Past events show that fires can spread rapidly causing devastating consequences to industrial plants and surrounding areas.
So, How Do We Protect Against Gases Behaving Unpredictably?
Many toxic and flammable gases are very reactive and under suitable conditions they can change by chemical reactions. Modern gas detection systems utilise a multitude of techniques in their operations; from electrochemical sensors and catalytic bead sensors to infrared technology in point sensors and open path sensors, as well as flame detectors, ultrasonic sensors and gas cameras. Just as gases can display unusual characteristics, the real innovation in gas detection technology is in the very precise matching of the measuring system to localised circumstances and particular requirements.
With ever-improving sensors, modern detection technology for flammable and hazardous gases enables us to design highly reliable gas detection systems. The foundation for planning any system is well-considered matching of the components, based on a range of different technologies, to specific local conditions.
Safety needs cannot be met by ‘off-the-peg’ solutions and it is important to undertake a detailed analysis of the current situation to ensure that all individual needs in gas detection are met, providing an holistic solution.
Significantly, no one detection system can work in isolation, hence the role of bespoke solutions and the importance of tailoring a company’s safety systems to its individual needs. Gas detection systems can be supported effectively by explosion-proof and reliable flame detection systems. It is important to have in place a full and tailored solution according to your needs and driven by the application including substance, surrounding environment and processes, fire type (hydrocarbon or non-hydrocarbon) and size.
To ensure that a gas detection system is able to react quickly and precisely, its components must be carefully matched to the particular circumstances such as the physical and chemical properties of the materials, assumption of the most likely leakage points, as well as the location’s constructional, geographical and meteorological conditions.
The prediction of gas dispersion and most likely behaviour, based on particular circumstances, forms the basis for a gas detection system, whether stationary or mobile. Fundamentally, in order to ensure a system’s reliability, it must be correctly installed, calibrated, operated and maintained. It follows that within every tailored gas detection system should come a bespoke training and servicing plan, an area which MicroWatt believes is absolutely imperative in ensuring the safety of human lives.

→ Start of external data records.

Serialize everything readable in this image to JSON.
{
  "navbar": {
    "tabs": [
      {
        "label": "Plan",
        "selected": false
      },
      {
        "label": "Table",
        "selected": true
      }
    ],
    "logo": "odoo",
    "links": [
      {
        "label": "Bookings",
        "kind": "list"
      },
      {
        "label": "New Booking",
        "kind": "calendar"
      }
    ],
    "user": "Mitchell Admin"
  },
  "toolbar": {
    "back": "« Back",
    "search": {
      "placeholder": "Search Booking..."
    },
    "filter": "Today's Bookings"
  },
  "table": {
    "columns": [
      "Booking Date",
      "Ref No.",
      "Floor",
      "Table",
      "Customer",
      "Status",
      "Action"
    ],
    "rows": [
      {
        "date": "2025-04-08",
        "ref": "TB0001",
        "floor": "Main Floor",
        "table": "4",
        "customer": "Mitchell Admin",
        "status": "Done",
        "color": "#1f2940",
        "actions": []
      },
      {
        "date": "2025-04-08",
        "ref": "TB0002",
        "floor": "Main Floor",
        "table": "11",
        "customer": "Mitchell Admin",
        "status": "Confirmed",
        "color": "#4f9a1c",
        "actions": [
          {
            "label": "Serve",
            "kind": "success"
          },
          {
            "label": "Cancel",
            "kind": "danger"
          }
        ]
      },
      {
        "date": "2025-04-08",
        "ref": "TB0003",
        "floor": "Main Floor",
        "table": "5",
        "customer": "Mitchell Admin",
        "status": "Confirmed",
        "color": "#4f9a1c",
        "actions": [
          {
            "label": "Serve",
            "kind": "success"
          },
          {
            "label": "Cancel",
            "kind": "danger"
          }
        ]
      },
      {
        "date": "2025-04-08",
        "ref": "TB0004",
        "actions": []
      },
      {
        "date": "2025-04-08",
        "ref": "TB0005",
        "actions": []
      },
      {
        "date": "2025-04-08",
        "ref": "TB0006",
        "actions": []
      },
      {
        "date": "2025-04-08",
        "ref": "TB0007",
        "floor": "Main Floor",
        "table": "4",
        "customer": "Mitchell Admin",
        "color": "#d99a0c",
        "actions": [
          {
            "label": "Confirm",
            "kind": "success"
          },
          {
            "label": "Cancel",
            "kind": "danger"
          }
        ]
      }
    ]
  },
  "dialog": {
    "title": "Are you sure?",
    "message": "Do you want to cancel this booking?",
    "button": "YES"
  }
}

Making sure there is a robust system in place could mean the difference between life and serious injury or even death.
Ref: Mdm Ltd Publishing
Article Link: http://ifpmag.mdmpublishing.com